Set against the backdrop of what appears to be the ruins of a Roman temple, the stage lights reveal a modern day senate house that is collapsing, with steel bars breaking through the reinforced concrete. An ominous statue of Julius Caesar stands facing away from the audience, not knowing what is to come.

Directed by Gregory Doran, this production is set in an undisclosed country in contemporary Africa, with a cast of Black and African actors. As the program notes, this production has ‘dark contemporary echoes in modern Africa’. In Caesar’s Rome, attempting to move from monarchial rule to democracy, such parallels are clear, and it is the production’s exploration of these that make it so engaging. The production demonstrates with great effect that the difficulties in setting up a functioning political infrastructure – let alone one by the people, for the people – are as relevant now as they were in Ancient Rome.  As the idealised democracy of the Senate is revealed to be sordid and envious, we see how easily the citizens of Rome will come to be convinced by Caesar’s fellow senators that their revered leader is corrupt and weak. Jeffery Kisson’s Caesar, painfully unaware of the fate that awaits him, is eerily reminiscent of the dictators and corrupt military leaders making headlines for their unjust rule over young African countries.
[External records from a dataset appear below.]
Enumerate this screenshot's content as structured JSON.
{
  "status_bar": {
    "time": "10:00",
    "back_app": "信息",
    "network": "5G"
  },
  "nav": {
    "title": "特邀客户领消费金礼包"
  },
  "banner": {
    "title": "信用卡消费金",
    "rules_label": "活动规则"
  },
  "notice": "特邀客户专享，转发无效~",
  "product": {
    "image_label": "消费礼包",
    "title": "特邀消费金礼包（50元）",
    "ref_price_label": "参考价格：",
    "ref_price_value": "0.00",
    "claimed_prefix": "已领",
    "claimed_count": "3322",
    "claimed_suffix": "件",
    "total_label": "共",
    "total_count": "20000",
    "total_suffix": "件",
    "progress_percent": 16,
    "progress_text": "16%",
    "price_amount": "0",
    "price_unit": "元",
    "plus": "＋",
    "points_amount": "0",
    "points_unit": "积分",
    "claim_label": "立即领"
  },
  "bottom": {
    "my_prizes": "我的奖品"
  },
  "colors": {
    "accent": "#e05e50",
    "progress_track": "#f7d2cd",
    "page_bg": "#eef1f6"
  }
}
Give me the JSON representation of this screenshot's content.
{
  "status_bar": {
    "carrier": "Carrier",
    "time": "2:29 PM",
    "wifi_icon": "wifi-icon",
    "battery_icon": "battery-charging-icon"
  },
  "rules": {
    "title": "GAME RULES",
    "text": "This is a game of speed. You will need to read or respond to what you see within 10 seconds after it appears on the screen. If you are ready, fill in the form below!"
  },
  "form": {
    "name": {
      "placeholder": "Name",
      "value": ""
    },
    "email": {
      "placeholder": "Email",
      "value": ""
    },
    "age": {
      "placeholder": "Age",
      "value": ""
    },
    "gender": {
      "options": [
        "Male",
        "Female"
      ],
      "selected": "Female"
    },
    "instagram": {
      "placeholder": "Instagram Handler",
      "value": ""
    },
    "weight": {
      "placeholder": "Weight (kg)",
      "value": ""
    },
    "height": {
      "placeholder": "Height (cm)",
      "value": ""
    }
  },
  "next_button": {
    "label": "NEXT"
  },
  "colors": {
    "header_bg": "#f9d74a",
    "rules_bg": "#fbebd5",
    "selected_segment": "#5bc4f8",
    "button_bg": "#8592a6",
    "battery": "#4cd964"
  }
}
Doran’s production is backed up by outstanding acting. In addition to Kisson as Caesar, I must mention Ray Fearon’s Mark Antony, which was flawless. Fearon’s delivery of Caesar’s eulogy was breathtaking; the control and passion in his portrayal of Caesar’s ally demonstrating a seemingly effortless understanding of the wonderful text.

The show has a limited run in London before it begins a national tour. I must recommend you make your way to the Noel Coward Theatre while you can, to see this thought-provoking take on one of Shakespeare’s most profound and current historical plays.

Julius Caesar is playing at the Noel Coward Theatre until 15 September. For more information and tickets, see the RSC website.